# Required work:
Please repeat each line below exactly, with no images in the copy.

# Records from a data collection:
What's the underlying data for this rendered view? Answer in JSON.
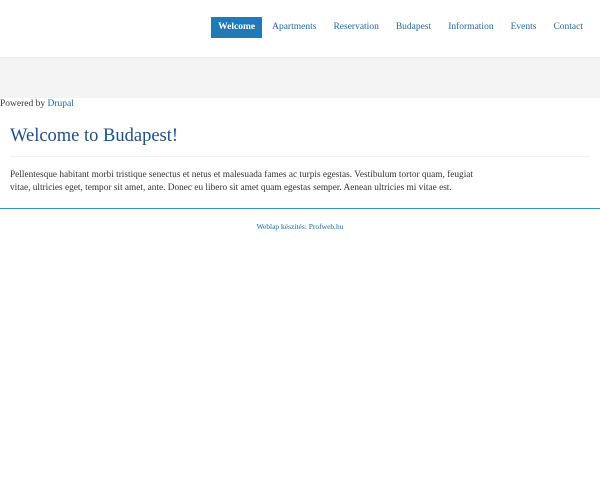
{
  "nav": {
    "items": [
      {
        "label": "Welcome",
        "active": true
      },
      {
        "label": "Apartments",
        "active": false
      },
      {
        "label": "Reservation",
        "active": false
      },
      {
        "label": "Budapest",
        "active": false
      },
      {
        "label": "Information",
        "active": false
      },
      {
        "label": "Events",
        "active": false
      },
      {
        "label": "Contact",
        "active": false
      }
    ]
  },
  "powered_by": {
    "prefix": "Powered by",
    "link": "Drupal"
  },
  "main": {
    "title": "Welcome to Budapest!",
    "body": "Pellentesque habitant morbi tristique senectus et netus et malesuada fames ac turpis egestas. Vestibulum tortor quam, feugiat vitae, ultricies eget, tempor sit amet, ante. Donec eu libero sit amet quam egestas semper. Aenean ultricies mi vitae est."
  },
  "footer": {
    "credit": "Weblap készítés: Profweb.hu"
  },
  "colors": {
    "accent": "#1f7ab7",
    "link": "#1f67a8",
    "title": "#1f4f8a",
    "band": "#f4f4f4"
  }
}
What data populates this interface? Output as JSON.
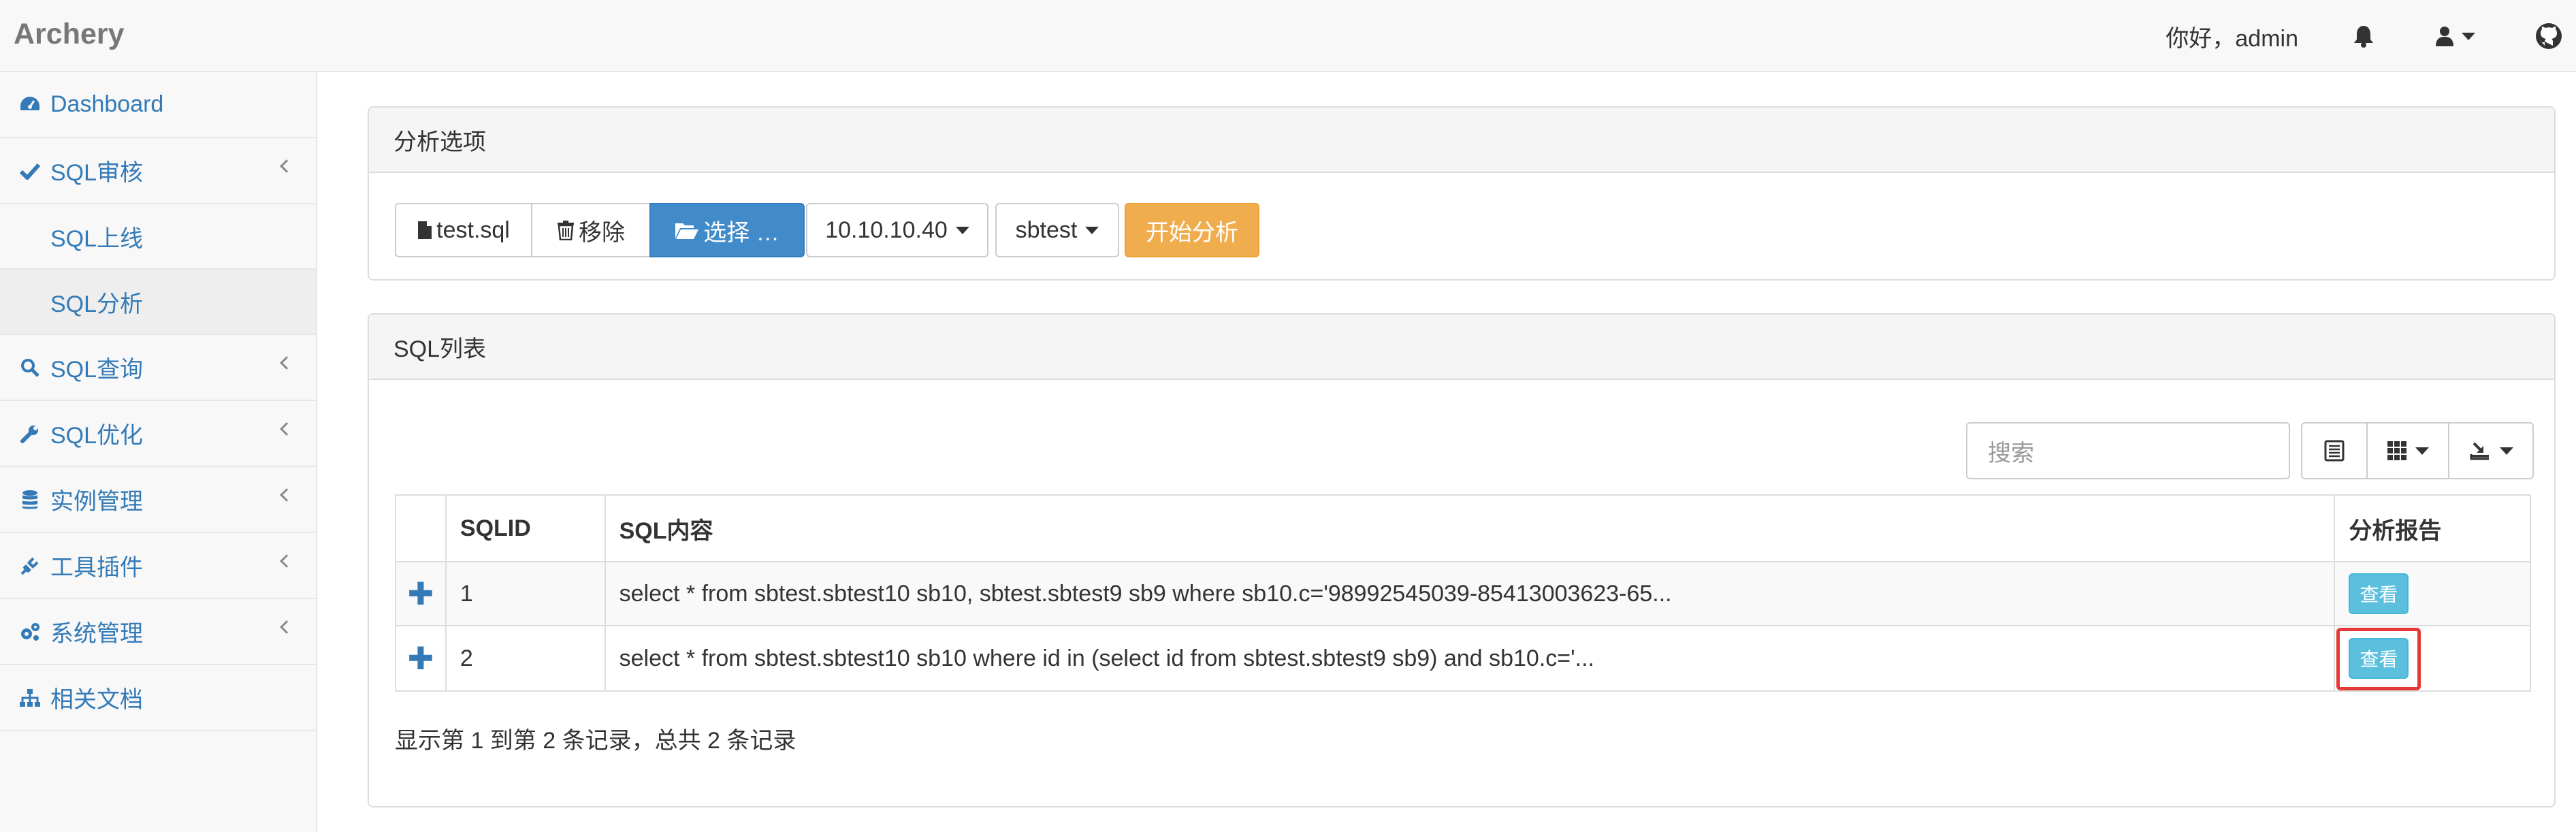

# Task output:
What's the underlying data for this rendered view? Answer in JSON.
{
  "nav": {
    "items": [
      {
        "label": "Welcome",
        "active": true
      },
      {
        "label": "Apartments",
        "active": false
      },
      {
        "label": "Reservation",
        "active": false
      },
      {
        "label": "Budapest",
        "active": false
      },
      {
        "label": "Information",
        "active": false
      },
      {
        "label": "Events",
        "active": false
      },
      {
        "label": "Contact",
        "active": false
      }
    ]
  },
  "powered_by": {
    "prefix": "Powered by",
    "link": "Drupal"
  },
  "main": {
    "title": "Welcome to Budapest!",
    "body": "Pellentesque habitant morbi tristique senectus et netus et malesuada fames ac turpis egestas. Vestibulum tortor quam, feugiat vitae, ultricies eget, tempor sit amet, ante. Donec eu libero sit amet quam egestas semper. Aenean ultricies mi vitae est."
  },
  "footer": {
    "credit": "Weblap készítés: Profweb.hu"
  },
  "colors": {
    "accent": "#1f7ab7",
    "link": "#1f67a8",
    "title": "#1f4f8a",
    "band": "#f4f4f4"
  }
}
What data populates this interface? Output as JSON.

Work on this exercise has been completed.